  • Also from Dan Wallace: “In one of our annual two-day meetings about ten years ago, we got to discussing theological liberalism during lunch. Now before you think that this was a time for bashing liberals, you need to realize that most of the scholars on this committee were theologically liberal. And one of them casually mentioned that, as far as he was aware, 100% of all theological liberals came from an evangelical or fundamentalist background. I thought his numbers were a tad high since I had once met a liberal scholar who did not come from such a background. I’d give it 99%. Whether it’s 99%, 100%, or only 75%, the fact is that overwhelmingly, theological liberals do not start their academic study of the scriptures as theological liberals. They become liberal somewhere along the road.”

And I too had found myself on that same road.

An unwilling and reluctant sojourner, forced against his own desire, I had abandoned all of my preconceived notions about the Bible.

What often hurts, as I find myself being misunderstood and harshly labeled by others is that I didn’t ask for any of this. I didn’t ask to be born into a culture that would build my epistemic foundation on the Protestant canon of the Bible. I didn’t ask for this to be ripped out from underneath me. I didn’t want to start questioning the veracity of the Bible. I didn’t eagerly set out to invent errors and contradictions for some evil personal agenda. I didn’t ask for our reality to be what it is, but against all of my deepest wishes, this is the way things are. I can’t change the facts, as much as I would like to! My desire for honesty, fairness, and truth refuses to let me to pretend otherwise. I am here as a reluctant skeptic, I did not come here willingly, but only after there was no possible way I could still justify my views and remain honest at the same time. I can’t plug back into the matrix anymore and pretend it all makes sense, because it doesn’t.

Over time, the disenchanted emotion of a disillusioned young man slowly wore off and I began to move on. In the last year I spent a couple hours every day time reading books by scholars from differing sides, as well as listening to many hundreds of hours of lectures, debates, and etc. After which I stand convinced that the reason conservative biblical scholars are so few (and so loud) is because there are good reasons as to why most scholars reject conservative views of the Bible.

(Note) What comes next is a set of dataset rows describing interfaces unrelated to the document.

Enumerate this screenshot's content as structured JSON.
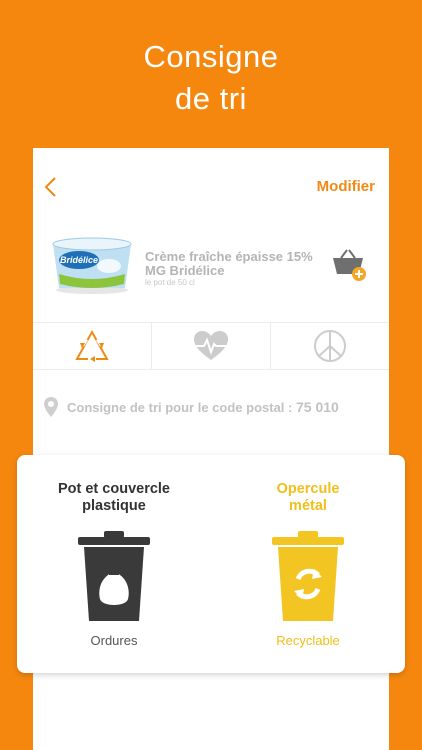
{
  "header": {
    "title_line1": "Consigne",
    "title_line2": "de tri"
  },
  "topbar": {
    "modify_label": "Modifier"
  },
  "product": {
    "name_line1": "Crème fraîche épaisse 15%",
    "name_line2": "MG Bridélice",
    "size": "le pot de 50 cl",
    "brand_logo": "Bridélice"
  },
  "tabs": [
    {
      "icon": "recycle-icon",
      "active": true
    },
    {
      "icon": "heart-pulse-icon",
      "active": false
    },
    {
      "icon": "peace-icon",
      "active": false
    }
  ],
  "location": {
    "prefix": "Consigne de tri pour le code postal :",
    "postal_code": "75 010"
  },
  "sorting": [
    {
      "title_line1": "Pot et couvercle",
      "title_line2": "plastique",
      "bin_label": "Ordures",
      "bin_color": "#3a3a3a"
    },
    {
      "title_line1": "Opercule",
      "title_line2": "métal",
      "bin_label": "Recyclable",
      "bin_color": "#f2c523"
    }
  ],
  "colors": {
    "brand": "#f5870f",
    "accent": "#f08a14",
    "recycle": "#f2c523",
    "trash": "#3a3a3a"
  }
}
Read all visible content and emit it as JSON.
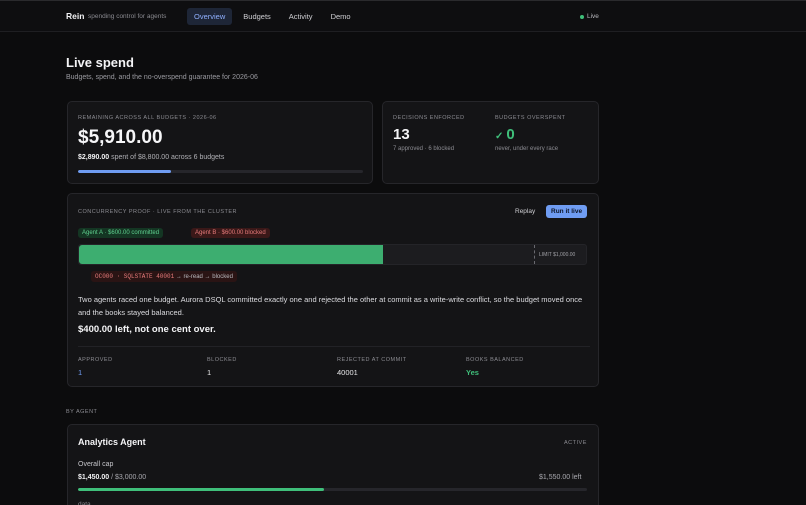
{
  "header": {
    "brand": "Rein",
    "tagline": "spending control for agents",
    "nav": [
      {
        "label": "Overview",
        "active": true
      },
      {
        "label": "Budgets",
        "active": false
      },
      {
        "label": "Activity",
        "active": false
      },
      {
        "label": "Demo",
        "active": false
      }
    ],
    "live_label": "Live"
  },
  "page": {
    "title": "Live spend",
    "subtitle": "Budgets, spend, and the no-overspend guarantee for 2026-06"
  },
  "remaining": {
    "label": "REMAINING ACROSS ALL BUDGETS · 2026-06",
    "amount": "$5,910.00",
    "spent": "$2,890.00",
    "spent_rest": " spent of $8,800.00 across 6 budgets",
    "progress_fraction": 0.328
  },
  "decisions": {
    "label": "DECISIONS ENFORCED",
    "value": "13",
    "detail": "7 approved · 6 blocked"
  },
  "overspent": {
    "label": "BUDGETS OVERSPENT",
    "value": "0",
    "detail": "never, under every race"
  },
  "concurrency": {
    "title": "CONCURRENCY PROOF · LIVE FROM THE CLUSTER",
    "replay_label": "Replay",
    "run_label": "Run it live",
    "agent_a": "Agent A · $600.00 committed",
    "agent_b": "Agent B · $600.00 blocked",
    "committed_fraction": 0.6,
    "limit_label": "LIMIT $1,000.00",
    "error_code": "OC000 · SQLSTATE 40001",
    "error_rest": " → re-read → blocked",
    "paragraph": "Two agents raced one budget. Aurora DSQL committed exactly one and rejected the other at commit as a write-write conflict, so the budget moved once and the books stayed balanced.",
    "summary": "$400.00 left, not one cent over.",
    "stats": [
      {
        "label": "APPROVED",
        "value": "1"
      },
      {
        "label": "BLOCKED",
        "value": "1"
      },
      {
        "label": "REJECTED AT COMMIT",
        "value": "40001"
      },
      {
        "label": "BOOKS BALANCED",
        "value": "Yes"
      }
    ]
  },
  "by_agent": {
    "label": "BY AGENT",
    "agents": [
      {
        "name": "Analytics Agent",
        "status": "ACTIVE",
        "cap_label": "Overall cap",
        "spent": "$1,450.00",
        "cap": " / $3,000.00",
        "left": "$1,550.00 left",
        "progress_fraction": 0.483,
        "sub_label": "data"
      }
    ]
  },
  "colors": {
    "accent": "#6f9cf2",
    "success": "#3fbf7a",
    "danger": "#e57a7a"
  }
}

In the meantime, I’m still reading and thinking on this issue because it fascinates me, and now I’m learning to rebuild my world from scratch, after my biblical foundation has been ripped out from under me. That said, I haven’t noticed much of a practical difference, most of the things I once considered wrong are still wrong, while I now I simply reject the biblical laws that promote murder, genocide, and violence, without trying to justify them by saying “God can do anything he wants, we deserve torture.” In fact, I’ve noticed that most of us already approach the Bible with a preconstructed moral system, and then use this personal moral system to pick and choose that which we like or to reject that which we don’t (usually by saying something silly like “oh that’s meant for a different culture.”)

So what now, where will this journey finally take me? Quite frankly, I don’t really know, but I do know that intellectual honesty is now more important than ever. I am willing to believe whatever is true, regardless of how crazy or ridiculous it is, but first I must know it is the truth. Not because some authority told me, or because someone strongly feels it is true, but because I am justified in knowing that it’s true. At this point, I don’t want to believe, I want to genuinely know.